Published in The Nottingham Post
30th December 2016


Notts
A Radford-based charity is a 'one-stop shop' providing support for Nottingham's sex workers. POW works with 300 sex workers a year – the majority of whom are women – and works mostly from its drop-in centre.

Daniela Scotece, chief executive of the charity, said: "Anyone who comes into POW does so on a voluntary basis. People might just want to come to get something warm to eat – we cook on Tuesdays and Thursdays. People might come to get a shower. We've got a clothes bank, which is probably one of our most tapped into facility. We offer sexual health screening which includes HIV testing. We also offer contraception and family planning."

The charity has always been geared towards traditional on-street sex workers but there has been a decrease in that approach to prostitution in Nottingham in recent years.

However, Miss Scotece said that all on-street sex workers in the city are addicted to Class A drugs and require their support more than ever. She said: "We have a drugs treatment clinic on a Thursday afternoon. Should we engage with someone on the street who is addicted to Class A, we have a rapid prescribing clinic."

POW also works closely with off-street sex workers, which could be someone who works from their own home, and visits them to offer sexual health screening and support.

One service user, who asked not to be named, said: "POW has been such a crutch for me - it really has. It's supported me with clothing, food, somewhere to go, toiletries, it's helped me with loads of different things. I have been on the beat working and they have been there in the van and they have had condoms which I think is really, really helpful."

Another service user, who also wished to remain anonymous, said: "If I haven't been to the POW centre, they send a text to say that they've got a BBQ and you think, you know what I can have the BBQ and I can do some activities and at the same time get my pill.

"None of us want to be sent a text saying, 'We are here to give you condoms and to give you a lecture', no one wants to hear that sort of thing.

"They say, 'We have got someone coming in to do nails', and it encourages them to come here. And even if you don't open up first time, you start to talk and open up and then the staff are there listening, and that is where they push you in the right directions."

POW doesn't just support sex workers. It also conducts research into various issues relating to prostitution. As part of this, the charity recently secured funding for a project that will look at the use of the internet to advertise the sale of sex.

Miss Scotece said: "We're looking at who uses it, why they use it and we've been asking our service users for their input and opinions. We contact over 400 online sex workers per month."
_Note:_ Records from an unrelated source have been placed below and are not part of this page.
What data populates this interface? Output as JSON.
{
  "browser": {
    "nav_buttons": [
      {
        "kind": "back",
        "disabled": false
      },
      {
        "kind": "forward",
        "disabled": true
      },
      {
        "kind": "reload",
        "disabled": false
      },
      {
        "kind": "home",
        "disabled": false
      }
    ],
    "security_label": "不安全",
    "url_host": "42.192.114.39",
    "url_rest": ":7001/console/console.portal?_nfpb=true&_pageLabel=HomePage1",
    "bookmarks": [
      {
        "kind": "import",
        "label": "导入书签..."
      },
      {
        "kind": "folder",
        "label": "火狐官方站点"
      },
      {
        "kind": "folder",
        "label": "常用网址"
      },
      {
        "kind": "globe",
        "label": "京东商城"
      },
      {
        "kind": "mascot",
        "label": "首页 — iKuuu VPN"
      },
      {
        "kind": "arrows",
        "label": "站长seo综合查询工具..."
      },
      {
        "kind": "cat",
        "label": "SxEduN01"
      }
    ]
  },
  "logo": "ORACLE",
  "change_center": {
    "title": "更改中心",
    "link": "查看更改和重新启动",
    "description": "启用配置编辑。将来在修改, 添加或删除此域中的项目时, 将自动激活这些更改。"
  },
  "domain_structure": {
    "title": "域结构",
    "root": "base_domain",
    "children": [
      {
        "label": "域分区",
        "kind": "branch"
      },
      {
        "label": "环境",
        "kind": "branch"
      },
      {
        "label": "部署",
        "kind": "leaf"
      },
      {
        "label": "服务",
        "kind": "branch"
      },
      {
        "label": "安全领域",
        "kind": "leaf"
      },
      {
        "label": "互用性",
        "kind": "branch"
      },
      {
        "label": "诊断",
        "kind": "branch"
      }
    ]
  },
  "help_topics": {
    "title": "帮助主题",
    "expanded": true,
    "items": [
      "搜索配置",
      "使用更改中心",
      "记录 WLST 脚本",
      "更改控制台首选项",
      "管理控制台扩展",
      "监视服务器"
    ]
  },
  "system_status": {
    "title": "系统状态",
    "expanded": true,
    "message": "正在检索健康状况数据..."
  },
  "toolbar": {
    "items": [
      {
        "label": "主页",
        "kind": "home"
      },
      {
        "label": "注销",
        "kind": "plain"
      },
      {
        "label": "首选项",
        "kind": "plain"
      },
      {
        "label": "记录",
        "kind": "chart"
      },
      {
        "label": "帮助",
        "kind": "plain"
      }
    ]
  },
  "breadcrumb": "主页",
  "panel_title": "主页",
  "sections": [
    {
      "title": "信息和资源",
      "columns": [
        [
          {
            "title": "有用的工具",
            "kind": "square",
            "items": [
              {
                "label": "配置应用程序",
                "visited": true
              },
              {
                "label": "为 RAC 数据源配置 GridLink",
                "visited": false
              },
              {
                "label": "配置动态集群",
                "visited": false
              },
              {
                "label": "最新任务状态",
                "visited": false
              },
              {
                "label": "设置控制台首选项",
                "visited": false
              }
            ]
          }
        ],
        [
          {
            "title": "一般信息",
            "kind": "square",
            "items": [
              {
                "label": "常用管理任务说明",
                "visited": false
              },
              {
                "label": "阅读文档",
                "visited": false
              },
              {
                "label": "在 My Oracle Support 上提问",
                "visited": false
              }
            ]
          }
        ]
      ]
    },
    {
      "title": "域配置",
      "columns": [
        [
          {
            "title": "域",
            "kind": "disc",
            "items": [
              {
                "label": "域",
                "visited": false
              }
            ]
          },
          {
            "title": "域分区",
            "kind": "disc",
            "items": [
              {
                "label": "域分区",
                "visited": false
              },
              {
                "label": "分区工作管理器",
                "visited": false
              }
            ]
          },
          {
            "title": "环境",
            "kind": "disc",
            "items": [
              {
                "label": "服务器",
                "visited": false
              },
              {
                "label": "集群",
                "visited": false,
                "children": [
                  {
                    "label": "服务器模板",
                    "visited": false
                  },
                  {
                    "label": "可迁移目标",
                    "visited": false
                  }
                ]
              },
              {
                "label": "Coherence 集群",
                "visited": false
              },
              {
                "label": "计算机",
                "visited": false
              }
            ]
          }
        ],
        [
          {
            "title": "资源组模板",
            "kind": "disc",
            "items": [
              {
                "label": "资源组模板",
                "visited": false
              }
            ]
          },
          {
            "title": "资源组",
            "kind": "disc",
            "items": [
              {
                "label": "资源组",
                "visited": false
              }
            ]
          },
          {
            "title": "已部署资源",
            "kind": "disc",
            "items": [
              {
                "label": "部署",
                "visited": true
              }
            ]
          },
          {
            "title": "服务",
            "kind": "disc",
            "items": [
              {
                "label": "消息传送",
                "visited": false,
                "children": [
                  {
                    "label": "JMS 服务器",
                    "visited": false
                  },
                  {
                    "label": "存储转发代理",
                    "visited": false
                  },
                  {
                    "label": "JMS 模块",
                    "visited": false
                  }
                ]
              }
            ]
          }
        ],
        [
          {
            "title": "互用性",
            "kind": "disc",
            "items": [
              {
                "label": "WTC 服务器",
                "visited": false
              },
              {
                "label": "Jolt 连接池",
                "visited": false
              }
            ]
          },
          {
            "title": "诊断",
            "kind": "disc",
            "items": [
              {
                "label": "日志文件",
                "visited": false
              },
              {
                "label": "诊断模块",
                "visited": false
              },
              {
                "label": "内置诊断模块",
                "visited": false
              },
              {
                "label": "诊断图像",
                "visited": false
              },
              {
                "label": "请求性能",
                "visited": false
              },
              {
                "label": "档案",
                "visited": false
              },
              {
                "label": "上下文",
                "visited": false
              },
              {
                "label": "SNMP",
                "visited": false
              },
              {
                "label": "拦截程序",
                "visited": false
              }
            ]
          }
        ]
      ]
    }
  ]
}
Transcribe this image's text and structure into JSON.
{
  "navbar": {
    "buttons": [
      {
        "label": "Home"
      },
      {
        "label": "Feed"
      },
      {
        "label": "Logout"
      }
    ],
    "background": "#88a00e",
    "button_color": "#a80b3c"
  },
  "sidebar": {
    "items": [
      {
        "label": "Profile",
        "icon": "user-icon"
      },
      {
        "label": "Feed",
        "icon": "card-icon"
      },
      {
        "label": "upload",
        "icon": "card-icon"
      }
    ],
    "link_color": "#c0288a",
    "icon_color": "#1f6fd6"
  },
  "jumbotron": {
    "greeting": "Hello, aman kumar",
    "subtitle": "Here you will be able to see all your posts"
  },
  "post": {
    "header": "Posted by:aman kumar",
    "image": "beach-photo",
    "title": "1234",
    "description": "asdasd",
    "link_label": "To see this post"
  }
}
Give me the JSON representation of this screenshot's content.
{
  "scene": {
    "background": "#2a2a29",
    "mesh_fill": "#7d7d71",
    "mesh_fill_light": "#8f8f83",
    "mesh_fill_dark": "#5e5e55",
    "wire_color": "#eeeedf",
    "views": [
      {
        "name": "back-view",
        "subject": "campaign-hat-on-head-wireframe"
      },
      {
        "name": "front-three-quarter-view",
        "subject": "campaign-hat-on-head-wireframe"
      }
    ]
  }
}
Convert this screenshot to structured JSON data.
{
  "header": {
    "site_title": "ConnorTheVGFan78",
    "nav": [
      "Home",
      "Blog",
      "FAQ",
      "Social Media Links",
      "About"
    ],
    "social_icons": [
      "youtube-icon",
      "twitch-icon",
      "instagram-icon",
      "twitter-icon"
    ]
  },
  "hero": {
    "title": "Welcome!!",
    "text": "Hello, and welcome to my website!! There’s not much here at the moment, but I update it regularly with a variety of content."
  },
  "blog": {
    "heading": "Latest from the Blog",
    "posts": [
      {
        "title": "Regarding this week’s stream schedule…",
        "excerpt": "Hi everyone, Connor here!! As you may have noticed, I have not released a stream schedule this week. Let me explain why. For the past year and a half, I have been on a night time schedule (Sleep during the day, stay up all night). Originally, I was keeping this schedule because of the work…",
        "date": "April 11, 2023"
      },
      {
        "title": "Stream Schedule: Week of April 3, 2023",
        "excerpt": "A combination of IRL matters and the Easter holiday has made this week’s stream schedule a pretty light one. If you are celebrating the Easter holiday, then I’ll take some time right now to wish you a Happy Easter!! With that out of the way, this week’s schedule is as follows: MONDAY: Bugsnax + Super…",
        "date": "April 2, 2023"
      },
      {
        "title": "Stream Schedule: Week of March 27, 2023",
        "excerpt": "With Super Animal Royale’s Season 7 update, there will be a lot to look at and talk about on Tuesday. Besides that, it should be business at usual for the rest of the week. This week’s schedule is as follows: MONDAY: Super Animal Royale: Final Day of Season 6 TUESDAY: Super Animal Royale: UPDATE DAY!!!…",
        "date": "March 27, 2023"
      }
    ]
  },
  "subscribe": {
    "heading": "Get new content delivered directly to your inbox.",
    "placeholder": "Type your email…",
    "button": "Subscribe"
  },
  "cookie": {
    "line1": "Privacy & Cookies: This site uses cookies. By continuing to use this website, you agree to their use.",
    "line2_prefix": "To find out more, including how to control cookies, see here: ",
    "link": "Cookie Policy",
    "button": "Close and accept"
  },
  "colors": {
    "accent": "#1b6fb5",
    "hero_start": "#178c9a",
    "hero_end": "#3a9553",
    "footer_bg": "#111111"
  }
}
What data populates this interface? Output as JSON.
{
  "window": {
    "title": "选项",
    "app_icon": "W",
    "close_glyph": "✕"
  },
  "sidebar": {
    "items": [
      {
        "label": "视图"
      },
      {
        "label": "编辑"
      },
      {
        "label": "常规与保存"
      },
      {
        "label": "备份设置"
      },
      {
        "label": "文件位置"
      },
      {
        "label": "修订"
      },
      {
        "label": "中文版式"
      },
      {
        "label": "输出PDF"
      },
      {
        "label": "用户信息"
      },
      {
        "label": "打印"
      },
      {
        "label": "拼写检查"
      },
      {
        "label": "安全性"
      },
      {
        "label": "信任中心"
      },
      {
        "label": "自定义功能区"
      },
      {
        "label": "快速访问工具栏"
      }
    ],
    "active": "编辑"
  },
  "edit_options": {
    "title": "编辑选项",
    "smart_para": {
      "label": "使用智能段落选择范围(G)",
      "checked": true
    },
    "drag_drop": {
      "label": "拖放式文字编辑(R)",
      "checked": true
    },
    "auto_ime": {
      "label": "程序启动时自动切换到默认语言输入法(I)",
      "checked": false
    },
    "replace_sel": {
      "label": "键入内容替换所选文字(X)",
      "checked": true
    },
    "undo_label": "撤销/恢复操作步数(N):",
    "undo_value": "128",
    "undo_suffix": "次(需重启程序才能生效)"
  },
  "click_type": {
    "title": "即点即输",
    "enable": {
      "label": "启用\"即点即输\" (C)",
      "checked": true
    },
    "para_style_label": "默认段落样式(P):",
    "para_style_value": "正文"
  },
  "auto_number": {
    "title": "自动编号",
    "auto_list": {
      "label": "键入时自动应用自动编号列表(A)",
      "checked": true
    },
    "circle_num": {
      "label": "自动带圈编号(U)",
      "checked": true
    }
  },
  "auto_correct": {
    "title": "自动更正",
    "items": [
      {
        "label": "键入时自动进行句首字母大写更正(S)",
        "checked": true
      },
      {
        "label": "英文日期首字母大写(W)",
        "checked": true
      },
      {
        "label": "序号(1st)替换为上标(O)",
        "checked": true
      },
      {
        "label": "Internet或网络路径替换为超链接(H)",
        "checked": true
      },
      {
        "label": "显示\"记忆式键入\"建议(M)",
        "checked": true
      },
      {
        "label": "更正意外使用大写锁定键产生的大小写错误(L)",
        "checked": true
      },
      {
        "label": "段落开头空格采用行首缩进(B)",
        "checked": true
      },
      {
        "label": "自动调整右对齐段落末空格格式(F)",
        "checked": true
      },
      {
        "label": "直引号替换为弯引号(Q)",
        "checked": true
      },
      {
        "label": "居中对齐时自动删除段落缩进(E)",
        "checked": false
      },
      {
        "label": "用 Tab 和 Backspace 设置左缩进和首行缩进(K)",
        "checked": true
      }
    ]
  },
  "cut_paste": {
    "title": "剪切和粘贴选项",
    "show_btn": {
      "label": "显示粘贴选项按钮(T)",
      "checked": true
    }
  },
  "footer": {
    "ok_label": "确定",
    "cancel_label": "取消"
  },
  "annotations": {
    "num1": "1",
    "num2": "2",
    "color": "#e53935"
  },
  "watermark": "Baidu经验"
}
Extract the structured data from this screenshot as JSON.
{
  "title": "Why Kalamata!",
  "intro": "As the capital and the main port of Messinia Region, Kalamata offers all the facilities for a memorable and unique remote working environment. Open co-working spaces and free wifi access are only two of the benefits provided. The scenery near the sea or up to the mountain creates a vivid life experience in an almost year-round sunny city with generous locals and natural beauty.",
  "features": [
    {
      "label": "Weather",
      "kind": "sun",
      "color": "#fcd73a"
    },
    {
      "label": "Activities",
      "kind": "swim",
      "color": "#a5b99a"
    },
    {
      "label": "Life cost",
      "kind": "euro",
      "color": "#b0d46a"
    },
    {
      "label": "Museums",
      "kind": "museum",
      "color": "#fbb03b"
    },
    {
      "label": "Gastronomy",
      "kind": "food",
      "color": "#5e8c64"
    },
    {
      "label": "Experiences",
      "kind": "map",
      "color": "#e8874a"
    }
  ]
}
It has also secured funding for a project looking into the sexual exploitation of looked-after children. Miss Scotece said the work is particularly important because 70 per cent of the on-street sex workers engaging with the charity were sexually exploited as children.

She said: "It may be years ago that people were labelled or criminalised when really they were child victims of exploitation. What we want to do is work with people who high-end risk and provide early intervention and preventative work."